#17

Recursion does not require a function to return a value; it only requires the function to terminate the recursion:

#include <stdio.h>

void CountDown (int startNumber)
{
    if (startNumber == 0) {
        printf ("%s: Terminating...\n", __func__);
    }
    else {
        printf ("%s: Remaining: %d \n", __func__, startNumber);
        int next = startNumber-1;
        CountDown (next);
        printf ("%s: Start Number: %d \n", __func__, startNumber);
    }
}

int main (int argc, const char * argv[])
{
    CountDown (7);
    return 0;
}
CountDown: Remaining: 7 
CountDown: Remaining: 6 
CountDown: Remaining: 5 
CountDown: Remaining: 4 
CountDown: Remaining: 3 
CountDown: Remaining: 2 
CountDown: Remaining: 1 
CountDown: Terminating...
CountDown: Start Number: 1 
CountDown: Start Number: 2 
CountDown: Start Number: 3 
CountDown: Start Number: 4 
CountDown: Start Number: 5 
CountDown: Start Number: 6 
CountDown: Start Number: 7 

Let us know if this does not answer your question.


#18

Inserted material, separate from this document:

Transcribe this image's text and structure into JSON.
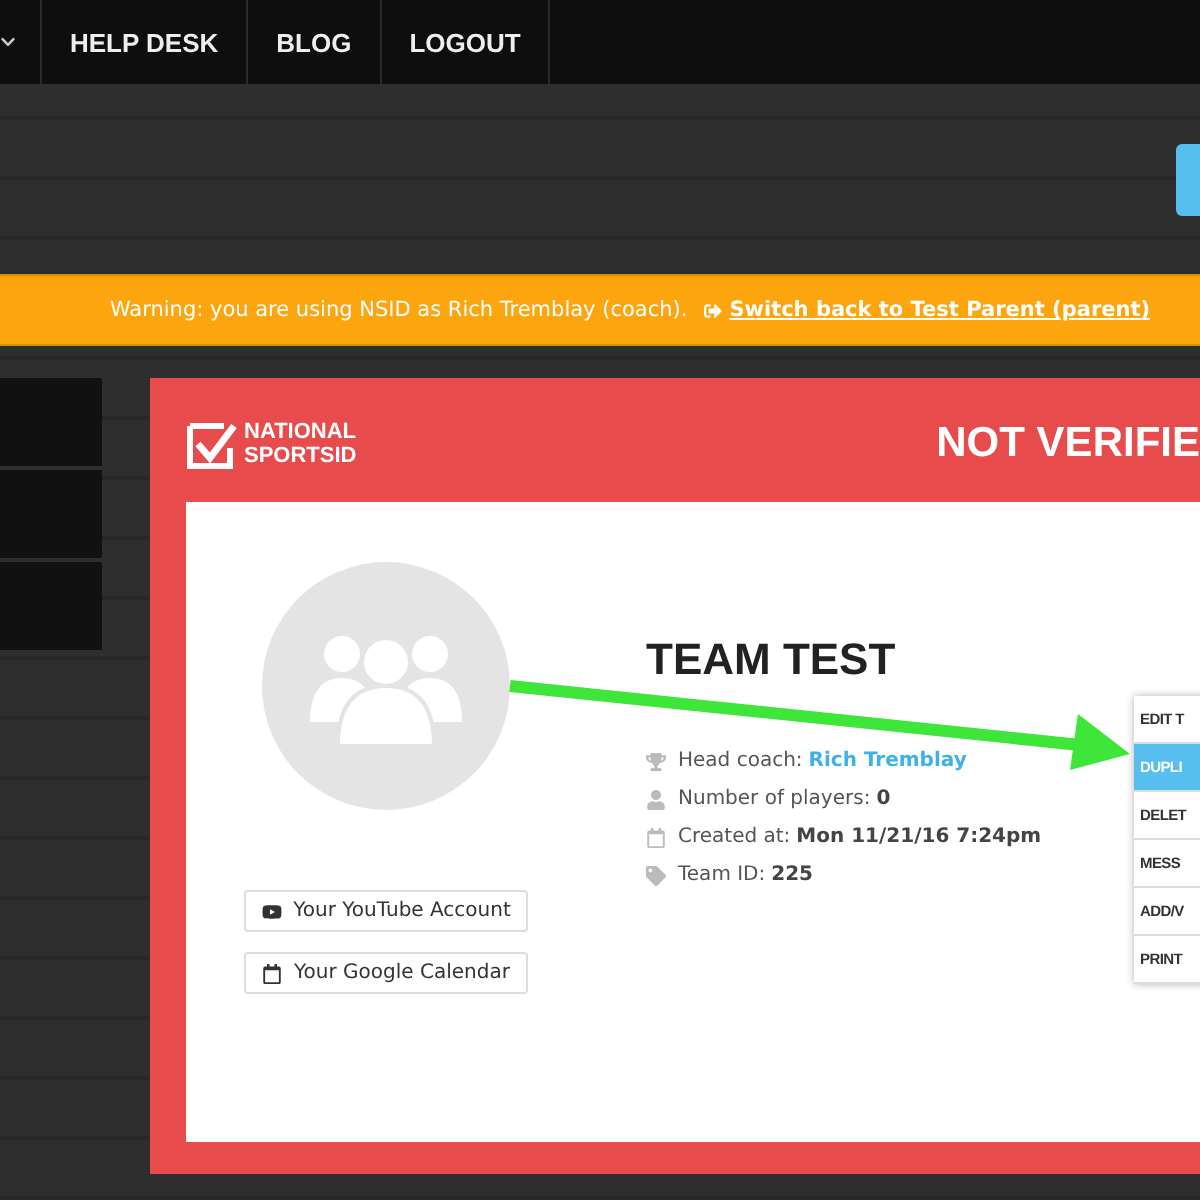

I am very new to programming and this book is my first shot at it, so this might not even make sense but it is how I got my head around it. I think of each frame as a task list. And for this there are two main “tasks” in each frame, the traditional song and the new recycling verse. Each time it is called it completes the traditional song task, and that gets checked off, but because it calls itself again it starts over, never completing the new recycling verse, so it gets put on the stack uncompleted. Over time you have a stack of uncompleted new recycling verse tasks. Once numberOfBottles == 0 is goes back through the stack completing all the unchecked tasks, which is only the recycling verse.

Like I said this might not even make sense, but it works in my head and got me through it.


#19

Hey Everyone, I’m using XCode 5 and Mavericks. I don’t know if this has any influence in the scope/stack management but in my case it kinda starts returning me negative values. I guess that in my case it is doing the right thing, subtracting from the argument (in this case 4) but it doesn’t stop when it hits 0. Am I doing something awfully wrong here?

[quote]-14199 bottles of beer on the wall. -14199 bottles of beer.
Take one down, pass it around, -14200 bottles of beer on the wall.[/quote]

#include <stdio.h>

[code]
void singSongFor(int numberOfBottles) {
if (numberOfBottles == 0) {
printf(“There are simply no more bottles of beer on the wall.\n\n”);
}
else {
printf("%d bottles of beer on the wall. %d bottles of beer.\n", numberOfBottles, numberOfBottles);
}
int oneFewer = (numberOfBottles - 1);
printf(“Take one down, pass it around, %d bottles of beer on the wall.\n\n”, oneFewer);

singSongFor(oneFewer);//this function calls itself

//print a message just before the function ends
printf("Put a bottle in the recycling, %d empty bottles in the bin.\n", numberOfBottles);

}

int main(int argc, const char * argv[])
{
// insert code here…
singSongFor(4);
return 0;
}[/code]


#20

I found this thread since I was baffled by the same thing. I am not sure if I am correct, here, but here’s what I have synthesized.

  1. Once numberOfBottles == 0, the stuff in the if block executes, and then, for the first time ever, the function actually gets to the last bracket.
  2. THIS means it’s time to try to get to the end of the main program, to start RETURNING.
  3. But four independent calls to singSongFor() have literally stacked up and need to be taken care of for main() to really be the only frame left around, to finally be officially done.

The explanation that makes the most sense to me is what bmpckim said, that the four calls left on the stack have unfinished business, specifically, that they each put in the recycling the number of bottles that existed when they were written as tasks. That’s what I’m going to settle on for now, but look forward to understanding things better as I go.

Second edit - OK getting it more now. Each time a new frame is created that instance of the function is temporarily paused (not paused, but busy creating a new version of itself), then, when returning can happen, it simply goes to the next step like nothing ever happened.